> _What needs to be done_
Each record that follows must be reproduced exactly.

> _Entries provided_
-*-

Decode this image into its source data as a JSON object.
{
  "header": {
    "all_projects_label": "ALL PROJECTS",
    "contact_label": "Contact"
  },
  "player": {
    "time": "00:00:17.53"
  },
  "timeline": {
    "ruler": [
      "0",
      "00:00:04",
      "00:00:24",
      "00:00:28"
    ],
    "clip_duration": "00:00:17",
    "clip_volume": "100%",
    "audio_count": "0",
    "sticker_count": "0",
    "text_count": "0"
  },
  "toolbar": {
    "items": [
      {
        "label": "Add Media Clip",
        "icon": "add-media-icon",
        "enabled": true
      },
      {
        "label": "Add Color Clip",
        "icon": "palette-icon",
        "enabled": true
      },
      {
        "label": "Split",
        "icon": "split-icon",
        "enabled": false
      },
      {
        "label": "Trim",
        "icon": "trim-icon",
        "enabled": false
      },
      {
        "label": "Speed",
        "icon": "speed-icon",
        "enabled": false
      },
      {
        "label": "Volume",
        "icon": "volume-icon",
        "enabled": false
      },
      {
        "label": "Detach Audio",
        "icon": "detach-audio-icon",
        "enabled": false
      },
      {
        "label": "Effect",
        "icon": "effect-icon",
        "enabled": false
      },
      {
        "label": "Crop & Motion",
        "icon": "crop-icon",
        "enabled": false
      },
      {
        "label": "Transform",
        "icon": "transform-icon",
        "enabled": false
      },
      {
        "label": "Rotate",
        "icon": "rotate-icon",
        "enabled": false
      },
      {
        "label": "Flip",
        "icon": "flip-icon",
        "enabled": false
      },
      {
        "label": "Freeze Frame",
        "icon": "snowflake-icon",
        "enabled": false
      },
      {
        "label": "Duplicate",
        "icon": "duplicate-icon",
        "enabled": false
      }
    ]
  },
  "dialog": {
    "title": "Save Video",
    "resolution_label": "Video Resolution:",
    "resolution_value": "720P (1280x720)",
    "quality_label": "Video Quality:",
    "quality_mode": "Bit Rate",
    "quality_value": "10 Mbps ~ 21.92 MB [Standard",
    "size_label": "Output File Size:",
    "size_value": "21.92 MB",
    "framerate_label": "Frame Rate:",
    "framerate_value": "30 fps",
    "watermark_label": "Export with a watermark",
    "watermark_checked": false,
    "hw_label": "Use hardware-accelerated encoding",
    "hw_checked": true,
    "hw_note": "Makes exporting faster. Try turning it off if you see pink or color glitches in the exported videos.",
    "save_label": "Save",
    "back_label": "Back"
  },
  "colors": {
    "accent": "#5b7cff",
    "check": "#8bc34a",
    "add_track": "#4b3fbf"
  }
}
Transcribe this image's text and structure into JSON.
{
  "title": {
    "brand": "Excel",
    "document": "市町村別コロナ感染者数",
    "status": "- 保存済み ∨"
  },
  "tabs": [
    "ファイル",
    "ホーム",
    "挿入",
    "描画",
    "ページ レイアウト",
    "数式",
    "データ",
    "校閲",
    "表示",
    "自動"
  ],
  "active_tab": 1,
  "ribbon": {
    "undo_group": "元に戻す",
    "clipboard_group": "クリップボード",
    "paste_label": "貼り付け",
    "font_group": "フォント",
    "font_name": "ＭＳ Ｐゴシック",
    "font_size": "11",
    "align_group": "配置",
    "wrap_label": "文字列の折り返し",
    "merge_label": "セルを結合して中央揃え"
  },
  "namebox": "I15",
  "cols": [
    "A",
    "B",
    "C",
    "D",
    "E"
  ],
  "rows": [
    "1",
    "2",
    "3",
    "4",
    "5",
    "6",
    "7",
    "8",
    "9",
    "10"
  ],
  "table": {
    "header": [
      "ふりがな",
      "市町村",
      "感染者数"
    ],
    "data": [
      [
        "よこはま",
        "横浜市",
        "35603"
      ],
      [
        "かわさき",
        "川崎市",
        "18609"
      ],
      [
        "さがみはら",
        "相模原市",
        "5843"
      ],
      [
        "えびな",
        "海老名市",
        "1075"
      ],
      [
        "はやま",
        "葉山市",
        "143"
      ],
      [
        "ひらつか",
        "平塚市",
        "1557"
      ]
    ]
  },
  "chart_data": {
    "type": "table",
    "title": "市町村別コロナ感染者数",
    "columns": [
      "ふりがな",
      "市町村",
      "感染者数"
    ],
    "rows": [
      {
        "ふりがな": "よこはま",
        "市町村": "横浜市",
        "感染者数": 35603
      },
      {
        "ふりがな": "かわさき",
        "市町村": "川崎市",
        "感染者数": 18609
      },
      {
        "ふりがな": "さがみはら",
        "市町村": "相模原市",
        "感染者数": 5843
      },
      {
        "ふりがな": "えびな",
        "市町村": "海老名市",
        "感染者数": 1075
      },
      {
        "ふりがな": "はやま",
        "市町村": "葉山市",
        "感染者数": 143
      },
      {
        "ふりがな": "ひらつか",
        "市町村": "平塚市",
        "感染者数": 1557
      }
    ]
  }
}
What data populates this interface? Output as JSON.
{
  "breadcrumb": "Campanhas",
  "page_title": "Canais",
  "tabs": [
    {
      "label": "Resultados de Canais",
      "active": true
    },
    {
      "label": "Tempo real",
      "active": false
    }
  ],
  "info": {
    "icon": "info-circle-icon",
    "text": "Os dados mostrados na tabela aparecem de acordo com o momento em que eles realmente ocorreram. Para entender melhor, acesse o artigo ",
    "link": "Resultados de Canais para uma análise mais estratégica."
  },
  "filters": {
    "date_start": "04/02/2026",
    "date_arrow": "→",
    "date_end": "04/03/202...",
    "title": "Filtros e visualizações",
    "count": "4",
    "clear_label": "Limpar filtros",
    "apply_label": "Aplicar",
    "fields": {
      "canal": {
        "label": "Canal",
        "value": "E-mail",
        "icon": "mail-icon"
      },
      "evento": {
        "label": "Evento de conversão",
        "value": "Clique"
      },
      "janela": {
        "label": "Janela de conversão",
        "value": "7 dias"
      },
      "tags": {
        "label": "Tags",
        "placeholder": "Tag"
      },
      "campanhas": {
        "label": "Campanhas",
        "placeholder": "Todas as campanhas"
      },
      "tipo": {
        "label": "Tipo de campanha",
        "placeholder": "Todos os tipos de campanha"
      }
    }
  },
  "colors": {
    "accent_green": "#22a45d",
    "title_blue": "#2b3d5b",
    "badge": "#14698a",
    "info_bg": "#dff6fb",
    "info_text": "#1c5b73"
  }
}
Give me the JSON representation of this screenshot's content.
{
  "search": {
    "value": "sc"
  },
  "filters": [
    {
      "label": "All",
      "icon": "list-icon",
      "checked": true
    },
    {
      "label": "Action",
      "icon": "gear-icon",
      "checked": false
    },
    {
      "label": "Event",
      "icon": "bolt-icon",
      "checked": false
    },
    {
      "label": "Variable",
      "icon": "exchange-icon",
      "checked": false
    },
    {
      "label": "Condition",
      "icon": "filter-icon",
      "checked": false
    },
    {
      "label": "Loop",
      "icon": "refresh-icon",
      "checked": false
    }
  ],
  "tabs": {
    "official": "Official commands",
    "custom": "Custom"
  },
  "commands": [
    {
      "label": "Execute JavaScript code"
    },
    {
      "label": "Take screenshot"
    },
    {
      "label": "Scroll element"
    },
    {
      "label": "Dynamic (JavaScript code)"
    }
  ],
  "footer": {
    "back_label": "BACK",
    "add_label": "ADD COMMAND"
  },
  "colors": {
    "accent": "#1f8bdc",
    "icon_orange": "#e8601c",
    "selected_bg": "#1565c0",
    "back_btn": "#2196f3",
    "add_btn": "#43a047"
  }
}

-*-

> _Response to the task_
Decode this image into its source data as a JSON object.
{
  "header": {
    "all_projects_label": "ALL PROJECTS",
    "contact_label": "Contact"
  },
  "player": {
    "time": "00:00:17.53"
  },
  "timeline": {
    "ruler": [
      "0",
      "00:00:04",
      "00:00:24",
      "00:00:28"
    ],
    "clip_duration": "00:00:17",
    "clip_volume": "100%",
    "audio_count": "0",
    "sticker_count": "0",
    "text_count": "0"
  },
  "toolbar": {
    "items": [
      {
        "label": "Add Media Clip",
        "icon": "add-media-icon",
        "enabled": true
      },
      {
        "label": "Add Color Clip",
        "icon": "palette-icon",
        "enabled": true
      },
      {
        "label": "Split",
        "icon": "split-icon",
        "enabled": false
      },
      {
        "label": "Trim",
        "icon": "trim-icon",
        "enabled": false
      },
      {
        "label": "Speed",
        "icon": "speed-icon",
        "enabled": false
      },
      {
        "label": "Volume",
        "icon": "volume-icon",
        "enabled": false
      },
      {
        "label": "Detach Audio",
        "icon": "detach-audio-icon",
        "enabled": false
      },
      {
        "label": "Effect",
        "icon": "effect-icon",
        "enabled": false
      },
      {
        "label": "Crop & Motion",
        "icon": "crop-icon",
        "enabled": false
      },
      {
        "label": "Transform",
        "icon": "transform-icon",
        "enabled": false
      },
      {
        "label": "Rotate",
        "icon": "rotate-icon",
        "enabled": false
      },
      {
        "label": "Flip",
        "icon": "flip-icon",
        "enabled": false
      },
      {
        "label": "Freeze Frame",
        "icon": "snowflake-icon",
        "enabled": false
      },
      {
        "label": "Duplicate",
        "icon": "duplicate-icon",
        "enabled": false
      }
    ]
  },
  "dialog": {
    "title": "Save Video",
    "resolution_label": "Video Resolution:",
    "resolution_value": "720P (1280x720)",
    "quality_label": "Video Quality:",
    "quality_mode": "Bit Rate",
    "quality_value": "10 Mbps ~ 21.92 MB [Standard",
    "size_label": "Output File Size:",
    "size_value": "21.92 MB",
    "framerate_label": "Frame Rate:",
    "framerate_value": "30 fps",
    "watermark_label": "Export with a watermark",
    "watermark_checked": false,
    "hw_label": "Use hardware-accelerated encoding",
    "hw_checked": true,
    "hw_note": "Makes exporting faster. Try turning it off if you see pink or color glitches in the exported videos.",
    "save_label": "Save",
    "back_label": "Back"
  },
  "colors": {
    "accent": "#5b7cff",
    "check": "#8bc34a",
    "add_track": "#4b3fbf"
  }
}
Transcribe this image's text and structure into JSON.
{
  "title": {
    "brand": "Excel",
    "document": "市町村別コロナ感染者数",
    "status": "- 保存済み ∨"
  },
  "tabs": [
    "ファイル",
    "ホーム",
    "挿入",
    "描画",
    "ページ レイアウト",
    "数式",
    "データ",
    "校閲",
    "表示",
    "自動"
  ],
  "active_tab": 1,
  "ribbon": {
    "undo_group": "元に戻す",
    "clipboard_group": "クリップボード",
    "paste_label": "貼り付け",
    "font_group": "フォント",
    "font_name": "ＭＳ Ｐゴシック",
    "font_size": "11",
    "align_group": "配置",
    "wrap_label": "文字列の折り返し",
    "merge_label": "セルを結合して中央揃え"
  },
  "namebox": "I15",
  "cols": [
    "A",
    "B",
    "C",
    "D",
    "E"
  ],
  "rows": [
    "1",
    "2",
    "3",
    "4",
    "5",
    "6",
    "7",
    "8",
    "9",
    "10"
  ],
  "table": {
    "header": [
      "ふりがな",
      "市町村",
      "感染者数"
    ],
    "data": [
      [
        "よこはま",
        "横浜市",
        "35603"
      ],
      [
        "かわさき",
        "川崎市",
        "18609"
      ],
      [
        "さがみはら",
        "相模原市",
        "5843"
      ],
      [
        "えびな",
        "海老名市",
        "1075"
      ],
      [
        "はやま",
        "葉山市",
        "143"
      ],
      [
        "ひらつか",
        "平塚市",
        "1557"
      ]
    ]
  },
  "chart_data": {
    "type": "table",
    "title": "市町村別コロナ感染者数",
    "columns": [
      "ふりがな",
      "市町村",
      "感染者数"
    ],
    "rows": [
      {
        "ふりがな": "よこはま",
        "市町村": "横浜市",
        "感染者数": 35603
      },
      {
        "ふりがな": "かわさき",
        "市町村": "川崎市",
        "感染者数": 18609
      },
      {
        "ふりがな": "さがみはら",
        "市町村": "相模原市",
        "感染者数": 5843
      },
      {
        "ふりがな": "えびな",
        "市町村": "海老名市",
        "感染者数": 1075
      },
      {
        "ふりがな": "はやま",
        "市町村": "葉山市",
        "感染者数": 143
      },
      {
        "ふりがな": "ひらつか",
        "市町村": "平塚市",
        "感染者数": 1557
      }
    ]
  }
}
What data populates this interface? Output as JSON.
{
  "breadcrumb": "Campanhas",
  "page_title": "Canais",
  "tabs": [
    {
      "label": "Resultados de Canais",
      "active": true
    },
    {
      "label": "Tempo real",
      "active": false
    }
  ],
  "info": {
    "icon": "info-circle-icon",
    "text": "Os dados mostrados na tabela aparecem de acordo com o momento em que eles realmente ocorreram. Para entender melhor, acesse o artigo ",
    "link": "Resultados de Canais para uma análise mais estratégica."
  },
  "filters": {
    "date_start": "04/02/2026",
    "date_arrow": "→",
    "date_end": "04/03/202...",
    "title": "Filtros e visualizações",
    "count": "4",
    "clear_label": "Limpar filtros",
    "apply_label": "Aplicar",
    "fields": {
      "canal": {
        "label": "Canal",
        "value": "E-mail",
        "icon": "mail-icon"
      },
      "evento": {
        "label": "Evento de conversão",
        "value": "Clique"
      },
      "janela": {
        "label": "Janela de conversão",
        "value": "7 dias"
      },
      "tags": {
        "label": "Tags",
        "placeholder": "Tag"
      },
      "campanhas": {
        "label": "Campanhas",
        "placeholder": "Todas as campanhas"
      },
      "tipo": {
        "label": "Tipo de campanha",
        "placeholder": "Todos os tipos de campanha"
      }
    }
  },
  "colors": {
    "accent_green": "#22a45d",
    "title_blue": "#2b3d5b",
    "badge": "#14698a",
    "info_bg": "#dff6fb",
    "info_text": "#1c5b73"
  }
}
Give me the JSON representation of this screenshot's content.
{
  "search": {
    "value": "sc"
  },
  "filters": [
    {
      "label": "All",
      "icon": "list-icon",
      "checked": true
    },
    {
      "label": "Action",
      "icon": "gear-icon",
      "checked": false
    },
    {
      "label": "Event",
      "icon": "bolt-icon",
      "checked": false
    },
    {
      "label": "Variable",
      "icon": "exchange-icon",
      "checked": false
    },
    {
      "label": "Condition",
      "icon": "filter-icon",
      "checked": false
    },
    {
      "label": "Loop",
      "icon": "refresh-icon",
      "checked": false
    }
  ],
  "tabs": {
    "official": "Official commands",
    "custom": "Custom"
  },
  "commands": [
    {
      "label": "Execute JavaScript code"
    },
    {
      "label": "Take screenshot"
    },
    {
      "label": "Scroll element"
    },
    {
      "label": "Dynamic (JavaScript code)"
    }
  ],
  "footer": {
    "back_label": "BACK",
    "add_label": "ADD COMMAND"
  },
  "colors": {
    "accent": "#1f8bdc",
    "icon_orange": "#e8601c",
    "selected_bg": "#1565c0",
    "back_btn": "#2196f3",
    "add_btn": "#43a047"
  }
}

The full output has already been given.